Case Study: Eyes on the Prize

Plans are only as effective as how focused you are on hitting your daily, weekly and monthly goals.

The Pro

Name: Doug Chorpenning
Title: Founder and Chief Visionary
Distributorship: Wet Paint Group (asi/225354) in Littleton, CO

Wet Paint Group has a unique business model – they specialize in amenity experiences, or personal shopping and fitting sessions at their traveling pop-up shops. For example, Wet Paint will work with a Fortune 100 company taking top clients to an exotic locale for an appreciation trip. Along with the customary welcome and pillow gifts, as well as smaller swag products, Wet Paint will partner with one of its preferred boutique brands – from high-end sunglasses from Revo, to wooden watches from Tense, to Sudara Lounge Wear and more – to offer a personalized fitting experience for each attendee.

“People want Return on Experience,” says Chorpenning. “And we don’t have to carry inventory; these brands will drop-ship to the different events. The client will guarantee a certain number of pieces for the number of attendees they’ll be hosting, and we show up and outfit them. We’re like Santa Claus.”

Sounds like there’s a lot of opportunity. And there is. In fact, the Wet Paint team is in a different location every week, even sometimes two or three. But it’s what Chorpenning calls “a blessing and a curse,” since it’s so easy to lose focus.

“When I’m putting together a sales plan, the biggest challenge is distraction and keeping our focus in the middle of everything,” says Chorpenning. “With amenity experiences, we can go in this direction, and that direction. The phone’s constantly ringing, and we’re going to tons of events. But it’s important to pursue only profitable opportunities.”

No matter how detailed and well thought-out a sales plan is at the beginning of a new year, results are only as good as the execution of the plan.
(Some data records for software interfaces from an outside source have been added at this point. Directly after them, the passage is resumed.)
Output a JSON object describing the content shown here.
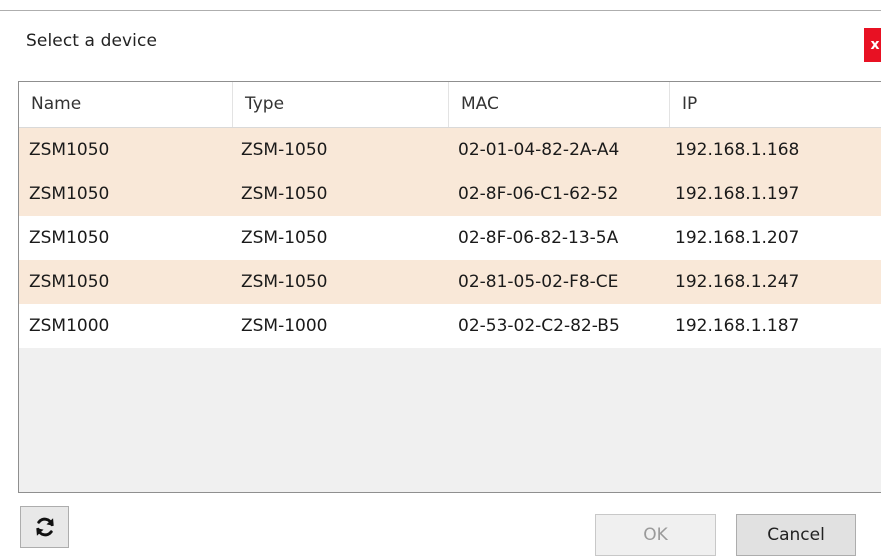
{
  "window": {
    "title": "Select a device",
    "close_label": "x"
  },
  "table": {
    "columns": [
      "Name",
      "Type",
      "MAC",
      "IP"
    ],
    "rows": [
      {
        "name": "ZSM1050",
        "type": "ZSM-1050",
        "mac": "02-01-04-82-2A-A4",
        "ip": "192.168.1.168"
      },
      {
        "name": "ZSM1050",
        "type": "ZSM-1050",
        "mac": "02-8F-06-C1-62-52",
        "ip": "192.168.1.197"
      },
      {
        "name": "ZSM1050",
        "type": "ZSM-1050",
        "mac": "02-8F-06-82-13-5A",
        "ip": "192.168.1.207"
      },
      {
        "name": "ZSM1050",
        "type": "ZSM-1050",
        "mac": "02-81-05-02-F8-CE",
        "ip": "192.168.1.247"
      },
      {
        "name": "ZSM1000",
        "type": "ZSM-1000",
        "mac": "02-53-02-C2-82-B5",
        "ip": "192.168.1.187"
      }
    ]
  },
  "buttons": {
    "refresh_icon": "refresh-icon",
    "ok_label": "OK",
    "cancel_label": "Cancel"
  },
  "colors": {
    "row_highlight": "#f9e8d8",
    "close_red": "#e81123"
  }
}
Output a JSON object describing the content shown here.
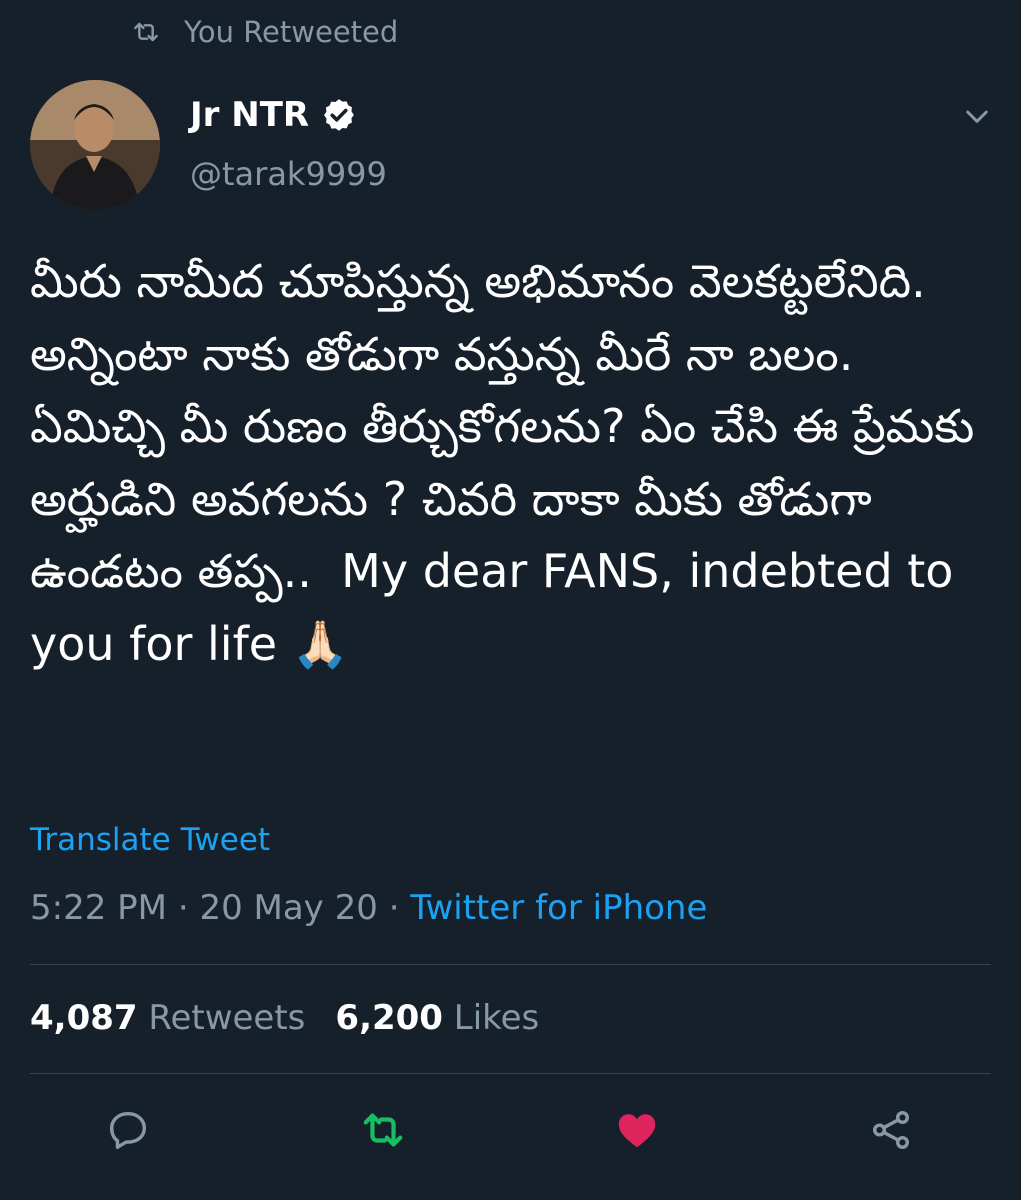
{
  "context": {
    "label": "You Retweeted",
    "icon": "retweet-icon"
  },
  "author": {
    "name": "Jr NTR",
    "handle": "@tarak9999",
    "verified": true,
    "avatar_icon": "avatar"
  },
  "tweet": {
    "text": "మీరు నామీద చూపిస్తున్న అభిమానం వెలకట్టలేనిది. అన్నింటా నాకు తోడుగా వస్తున్న మీరే నా బలం. ఏమిచ్చి మీ రుణం తీర్చుకోగలను? ఏం చేసి ఈ ప్రేమకు అర్హుడిని అవగలను ? చివరి దాకా మీకు తోడుగా ఉండటం తప్ప..  My dear FANS, indebted to you for life 🙏🏻",
    "translate_label": "Translate Tweet",
    "time": "5:22 PM",
    "date": "20 May 20",
    "source": "Twitter for iPhone",
    "separator": "·"
  },
  "stats": {
    "retweets_count": "4,087",
    "retweets_label": "Retweets",
    "likes_count": "6,200",
    "likes_label": "Likes"
  },
  "actions": [
    "reply-icon",
    "retweet-icon",
    "like-icon",
    "share-icon"
  ],
  "colors": {
    "background": "#15202b",
    "text": "#ffffff",
    "muted": "#8899a6",
    "link": "#1da1f2",
    "retweet_active": "#17bf63",
    "like_active": "#e0245e"
  }
}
That means not being tempted by “shiny things,” says Chorpenning, or those proposals that look lucrative from the outside but, with a little deeper digging, won’t have the type of ROI needed to meet the sales plan’s benchmarks.

To stay sharp and laser-focused, Chorpenning breaks his goals down into daily objectives that must be met. “Our goal is to sell 500 pieces a week,” he says. “So what do I have to do to sell that? I’ve figured out that we can pay our bills with that, and the rest is gravy. Another distributor may decide they have to make 10, 20, 50 calls a day. Maybe they send out one, two or five proposals a day.”

To establish objectives for the day and the week, Chorpenning reserves for himself two-and-a-half hours each morning behind his firmly closed office door when he meets with “two people”: himself and his pipeline. “Unless the office is burning down, I’m not to be disturbed,” he says. “It’s like I’m not there. This takes rigorous discipline, but you have to evaluate your opportunities, activities and invitations, and make sure they’re aligning with your goals.”

It’s not always business relationships that require thoughtful consideration; sometimes, a friend’s request to get together for a quick bite to eat has to be weighed too, in light of that day’s objectives. “I definitely have to get better at saying no,” says Chorpenning. “Someone will call and say, ‘Let’s get coffee or lunch,’ and of course I want to, but I have to make sure I’m on track with hitting my goals for the day and week. Because we’re not looking for just anything. We want Fortune 100 events in Hawaii or Pebble Beach. Are they planning on spending $150 a person at an event in Cancun with 250 attendees? We want to talk to them.”

Takeaways:

  1. Know your ideal customer.
  2. Focus on those orders that will result in better margins.
  3. Stick like glue to your daily goals.
Read This

Distributor Doug Chorpenning offers up his recommended reads:

Essentialism: The Disciplined Pursuit of Less
“McKeown talks about determining what’s essential and what’s not, and focusing only on what’s essential. I pick it up constantly and just read excerpts from it to keep me on track.”

The ONE Thing: The Surprisingly Simple Truth Behind Extraordinary Results
“It’s about the rigorous pursuit of that one most important thing in your work life, personal life or spiritual life. You have to have a laser focus, every day, on what you want.”